Archive | The Good Ole US of A

U.S. Citizens – Voting Day Party at the Embassy

Voting Day at the U.S. Embassy Buenos Aires
Thursday, October 4, 2012 – 9am to noon
4300 Av. Colombia

Eligible U.S. citizen voters can

  • Cast absentee ballots
  • Complete federal write in ballots
  • Register and request absentee ballots

We’ll have American food, music, and remarks from Ambassador Martinez. Please RSVP to [email protected]

And don’t forget – Election Day is November 6, 2012. Please remember to request an absentee ballot so you can vote and make your voice heard.

For information on electronic voter registration and absentee ballots, please visit the Federal Voting Assistance Program website at . Also, the Consulate has voter registration and absentee ballot request forms that you can fill out and mail through the Argentine Mail Service (affixing international postage), or drop off at the Embassy to be sent through the U.S. postal system at no cost.

For more information, email [email protected].

– Sarah Sumadi
U.S. Embassy


Only in the US

Who accuses Americans of being fat and lazy? I beg to differ with you.

Ok, well, maybe not to differ with you, but at least to point out that we are quite creative with our fatness and laziness. Perhaps nowhere can this be seen clearer than in another one of my new finds since being back in the States:

That’s right, “fully cooked” bacon!

In Buenos Aires, it is nearly impossible to find bacon, but back in the US, we just made it even easier. Why bother taking the extra hassle to pull the bacon of the package and cook it when you can just pull it out of the box and eat it right away? Hell, we don’t even need to keep it in the refrigerator section.



Everything’s in Spanish!

No, I’m not talking about Buenos Aires, where of course everything would be in Spanish. I’m talking about the good ole US of A. After being here for a few days, I quickly noticed that almost everything in the stores was in both English and Spanish.

When I left for Buenos Aires in 2008, there were some things in both English and Spanish, but that was the exception. It is now the norm. For example, we were in Home Depot and nearly every product has both English and Spanish labels. The advertising and promotional signs throughout the store are also in both languages. The same went for the grocery store, Wal*Mart, etc.

Obviously this makes a lot of sense for the stores and brands given that the Hispanic population has exploded. Hispanics accounted for more than half of the nation’s population growth over the last decade. (WSJ) It is interesting to have been away for the last year and see this change so vividly though. It was one of the first things I noticed.

It’s funny  that when I started writing this blog, a lot of my posts were about the differences between the US and Argentina. Now, I’m writing about the changes in the US over the past couple of years. (And don’t worry, I have a few more good ones coming too…)

Unfortunately, after my nearly three years in Argentina, I still can’t make out all the Spanish on the signs. Yeah, I really need to go back to class…
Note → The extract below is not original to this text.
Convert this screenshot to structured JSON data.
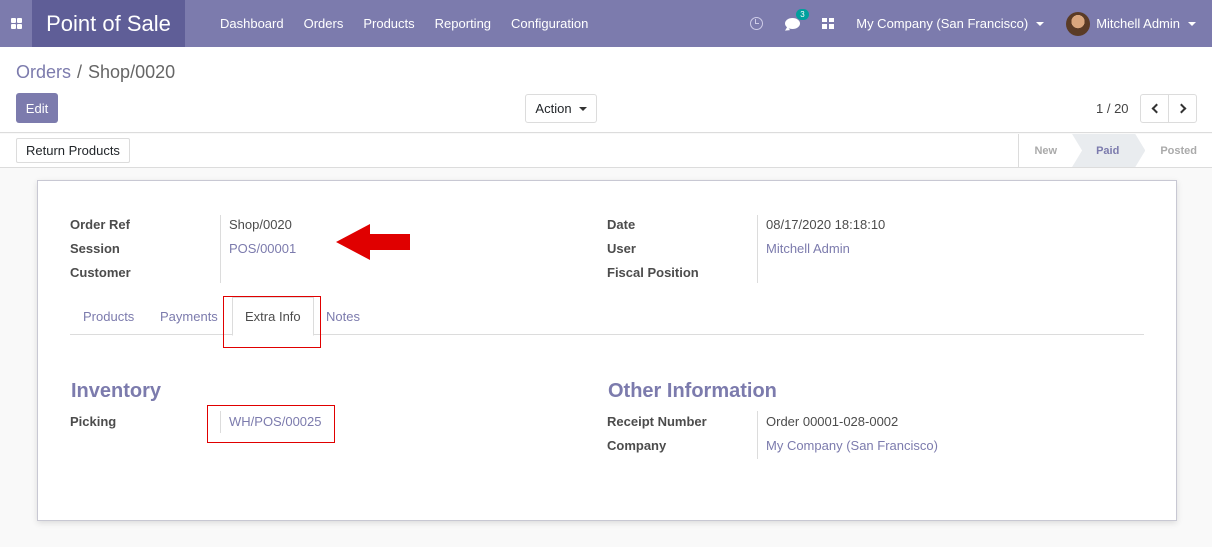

Back in the USA…

It now marks three weeks that we’ve been back in the States, and I have to say I’m not missing the Buenos Aires winter! It’s been absolutely beautiful here, and I’m really liking this idea of spending summers in Vermont and summers in Buenos Aires. The only question is where to fit in the snowboarding?

Here’s some of the things I’ve quickly realized that I missed about being in the States:

  • Online shopping
  • Grocery stores with every imaginable option and choice, including: dill pickles, peanut butter, baked potato chips and turkey sandwiches (and hundreds of other lunch meats). And, no lines!
  • Great seafood and sushi! We bought grocery store sushi that was better than most in Buenos Aires.
  • TJ Maxx – I love this store. We’re stocking up on clothing, toys, etc. to bring back to BA.
  • Being in the mountains of Vermont in the summertime.
We’ll be back to Buenos Aires in the spring…maybe…